The filing was confirmed by Brian Karth, clerk of the U.S. Bankruptcy Court of Arizona. In Chapter 11 proceedings, the filer proposes a plan of reorganization to stay in business and pay creditors over time.
The company didn’t return calls for comment.
Greg Burger, co-partner with RL Brown Housing Reports, a market newsletter, called Fulton Homes a great company run by very strong leadership. “They’ll reorganize and they’ll most likely re-emerge as a major player in the Phoenix housing market,” he said. “The restructuring will allow them to do that. And unfortunately it’s just a sign of the times ... the economic condition that we’re seeing and the general housing market in Phoenix.”
Fulton Homes has numerous communities across the East Valley, including Fulton Ranch in Chandler, Freeman Farms in Gilbert and Ironwood Crossing in Queen Creek.
Fulton Homes was founded by Ira Fulton. According to the company’s Web site, he started in the home building business by accident when he bought Aston Construction Co. from his nephews, intending to phase it out. The company began to grow, so Fulton stuck with it, and under his guidance, Fulton Homes grew from a small construction company to “one of the largest, most profitable private home builders in the country,” according to the site.
Business Week magazine once listed Ira Fulton and his wife, Mary Lou, among the 50 Most Generous Philanthropists along with Oprah Winfrey, Bill Gates and Warren Buffet.

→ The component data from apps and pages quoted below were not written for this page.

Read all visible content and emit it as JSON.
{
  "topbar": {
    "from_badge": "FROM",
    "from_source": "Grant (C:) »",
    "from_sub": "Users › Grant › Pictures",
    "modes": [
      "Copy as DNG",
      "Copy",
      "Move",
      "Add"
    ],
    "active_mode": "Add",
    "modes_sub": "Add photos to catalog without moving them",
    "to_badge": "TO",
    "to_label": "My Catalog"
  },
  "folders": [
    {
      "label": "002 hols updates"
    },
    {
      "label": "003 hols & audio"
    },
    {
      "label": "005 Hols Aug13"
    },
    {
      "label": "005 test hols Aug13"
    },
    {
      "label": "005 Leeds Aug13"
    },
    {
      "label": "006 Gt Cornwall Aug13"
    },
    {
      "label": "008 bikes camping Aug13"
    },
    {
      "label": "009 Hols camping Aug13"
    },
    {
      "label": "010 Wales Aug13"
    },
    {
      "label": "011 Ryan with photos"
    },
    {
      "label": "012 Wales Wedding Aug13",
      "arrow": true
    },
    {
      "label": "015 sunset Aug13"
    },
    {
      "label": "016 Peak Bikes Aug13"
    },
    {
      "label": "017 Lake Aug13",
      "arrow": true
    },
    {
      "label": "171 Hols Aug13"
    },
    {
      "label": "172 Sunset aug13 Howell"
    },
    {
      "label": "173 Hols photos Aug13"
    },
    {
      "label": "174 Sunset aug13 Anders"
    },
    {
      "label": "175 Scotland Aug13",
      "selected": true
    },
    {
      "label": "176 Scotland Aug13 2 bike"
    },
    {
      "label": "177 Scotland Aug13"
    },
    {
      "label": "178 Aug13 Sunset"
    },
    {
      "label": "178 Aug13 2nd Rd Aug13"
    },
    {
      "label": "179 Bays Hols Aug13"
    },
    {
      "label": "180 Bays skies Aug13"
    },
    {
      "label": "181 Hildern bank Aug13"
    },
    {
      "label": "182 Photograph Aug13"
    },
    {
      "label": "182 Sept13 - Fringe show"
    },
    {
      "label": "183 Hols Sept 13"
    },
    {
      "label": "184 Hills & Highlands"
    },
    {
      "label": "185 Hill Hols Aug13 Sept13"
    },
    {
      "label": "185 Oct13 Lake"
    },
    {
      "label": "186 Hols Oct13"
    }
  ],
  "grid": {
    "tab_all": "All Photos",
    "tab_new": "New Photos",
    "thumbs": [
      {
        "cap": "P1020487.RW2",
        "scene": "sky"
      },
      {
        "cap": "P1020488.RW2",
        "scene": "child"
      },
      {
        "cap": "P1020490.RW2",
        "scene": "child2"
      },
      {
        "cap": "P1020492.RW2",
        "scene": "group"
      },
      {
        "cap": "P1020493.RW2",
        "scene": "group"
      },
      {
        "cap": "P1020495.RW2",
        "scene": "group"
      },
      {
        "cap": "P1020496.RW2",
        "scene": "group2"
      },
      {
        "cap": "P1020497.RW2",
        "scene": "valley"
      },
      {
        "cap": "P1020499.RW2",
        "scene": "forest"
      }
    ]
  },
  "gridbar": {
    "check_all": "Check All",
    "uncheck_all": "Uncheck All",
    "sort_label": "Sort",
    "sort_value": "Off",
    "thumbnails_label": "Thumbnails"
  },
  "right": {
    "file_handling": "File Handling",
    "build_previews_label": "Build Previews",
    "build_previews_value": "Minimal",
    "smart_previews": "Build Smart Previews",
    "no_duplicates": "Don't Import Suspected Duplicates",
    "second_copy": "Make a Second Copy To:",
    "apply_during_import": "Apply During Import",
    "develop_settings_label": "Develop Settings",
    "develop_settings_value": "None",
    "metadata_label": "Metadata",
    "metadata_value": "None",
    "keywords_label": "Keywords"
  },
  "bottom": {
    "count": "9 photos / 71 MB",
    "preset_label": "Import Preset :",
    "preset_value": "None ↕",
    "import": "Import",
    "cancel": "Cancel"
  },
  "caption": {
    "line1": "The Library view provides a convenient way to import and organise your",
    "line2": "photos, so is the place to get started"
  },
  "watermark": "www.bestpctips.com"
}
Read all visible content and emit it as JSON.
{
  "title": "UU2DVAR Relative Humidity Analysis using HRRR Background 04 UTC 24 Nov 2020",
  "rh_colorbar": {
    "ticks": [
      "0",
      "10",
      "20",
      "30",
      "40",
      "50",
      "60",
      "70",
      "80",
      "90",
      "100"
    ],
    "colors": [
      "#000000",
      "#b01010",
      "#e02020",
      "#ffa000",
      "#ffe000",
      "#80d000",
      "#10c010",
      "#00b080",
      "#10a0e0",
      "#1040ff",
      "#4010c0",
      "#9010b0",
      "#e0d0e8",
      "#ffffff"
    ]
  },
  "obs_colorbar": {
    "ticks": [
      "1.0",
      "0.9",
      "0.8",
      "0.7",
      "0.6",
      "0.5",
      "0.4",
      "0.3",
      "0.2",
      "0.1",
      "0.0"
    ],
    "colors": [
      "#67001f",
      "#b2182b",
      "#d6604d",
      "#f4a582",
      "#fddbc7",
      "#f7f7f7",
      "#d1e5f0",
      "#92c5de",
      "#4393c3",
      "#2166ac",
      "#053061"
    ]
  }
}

The couple has contributed more than $160 million to Arizona State University to be distributed between the colleges of education, engineering and other areas of the university. The university includes the Ira A. Fulton School of Engineering and the Mary Lou Fulton College of Education.
Through the years, the Fultons have played an active, if not controversial, role in helping the university shed its reputation as a “party school.”
In 2005 Ira Fulton complained after the university’s newspaper published a story on body piercing with a photo of a woman’s bare, pierced breast. The complaint prompted the administration to threaten to cut funding to the paper.